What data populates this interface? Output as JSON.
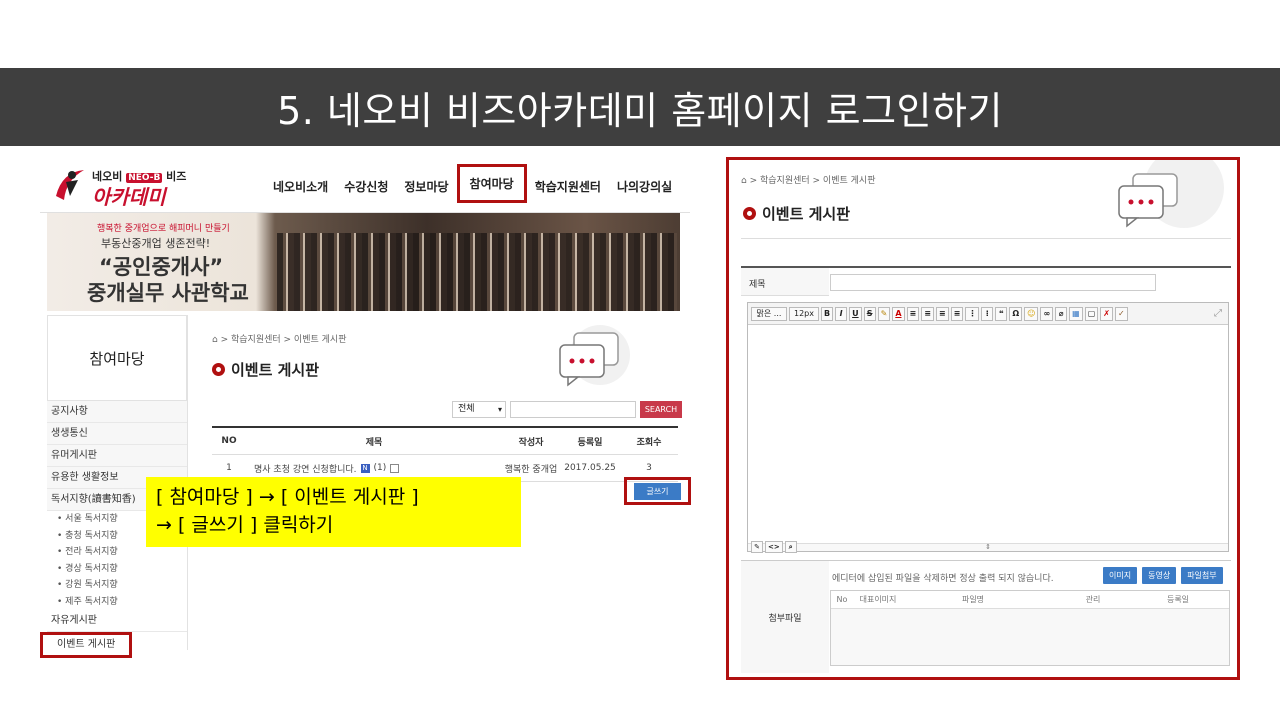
{
  "slide": {
    "title": "5. 네오비 비즈아카데미 홈페이지 로그인하기",
    "callout_line1": "[ 참여마당 ] → [ 이벤트 게시판 ]",
    "callout_line2": "→ [ 글쓰기 ] 클릭하기"
  },
  "site": {
    "logo_small_prefix": "네오비",
    "logo_badge": "NEO-B",
    "logo_small_suffix": "비즈",
    "logo_big": "아카데미",
    "nav": [
      "네오비소개",
      "수강신청",
      "정보마당",
      "참여마당",
      "학습지원센터",
      "나의강의실"
    ]
  },
  "banner": {
    "line1": "행복한 중개업으로 해피머니 만들기",
    "line2": "부동산중개업 생존전략!",
    "line3": "“공인중개사”",
    "line4": "중개실무 사관학교"
  },
  "sidebar": {
    "title": "참여마당",
    "items_top": [
      "공지사항",
      "생생통신",
      "유머게시판",
      "유용한 생활정보",
      "독서지향(讀書知香)"
    ],
    "sub_items": [
      "서울 독서지향",
      "충청 독서지향",
      "전라 독서지향",
      "경상 독서지향",
      "강원 독서지향",
      "제주 독서지향"
    ],
    "items_bottom": [
      "자유게시판",
      "이벤트 게시판"
    ]
  },
  "board": {
    "breadcrumb": "학습지원센터 > 이벤트 게시판",
    "title": "이벤트 게시판",
    "search_select": "전체",
    "search_button": "SEARCH",
    "columns": [
      "NO",
      "제목",
      "작성자",
      "등록일",
      "조회수"
    ],
    "rows": [
      {
        "no": "1",
        "title": "명사 초청 강연 신청합니다.",
        "new": "N",
        "comments": "(1)",
        "author": "행복한 중개업",
        "date": "2017.05.25",
        "views": "3"
      }
    ],
    "write_button": "글쓰기"
  },
  "write_form": {
    "breadcrumb": "학습지원센터 > 이벤트 게시판",
    "title": "이벤트 게시판",
    "subject_label": "제목",
    "font_select": "맑은 ...",
    "size_select": "12px",
    "toolbar_buttons": [
      "B",
      "I",
      "U",
      "S",
      "❝",
      "Ω"
    ],
    "attach_label": "첨부파일",
    "attach_note": "에디터에 삽입된 파일을 삭제하면 정상 출력 되지 않습니다.",
    "attach_buttons": [
      "이미지",
      "동영상",
      "파일첨부"
    ],
    "file_columns": [
      "No",
      "대표이미지",
      "파일명",
      "관리",
      "등록일"
    ]
  },
  "colors": {
    "highlight_border": "#b01010",
    "brand_red": "#c8102e",
    "button_blue": "#3b7bc6",
    "callout_yellow": "#ffff00",
    "title_bar": "#3f3f3f"
  }
}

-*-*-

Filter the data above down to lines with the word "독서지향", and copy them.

ANSWER BELOW:
      "독서지향(讀書知香)"
      "서울 독서지향",
      "충청 독서지향",
      "전라 독서지향",
      "경상 독서지향",
      "강원 독서지향",
      "제주 독서지향"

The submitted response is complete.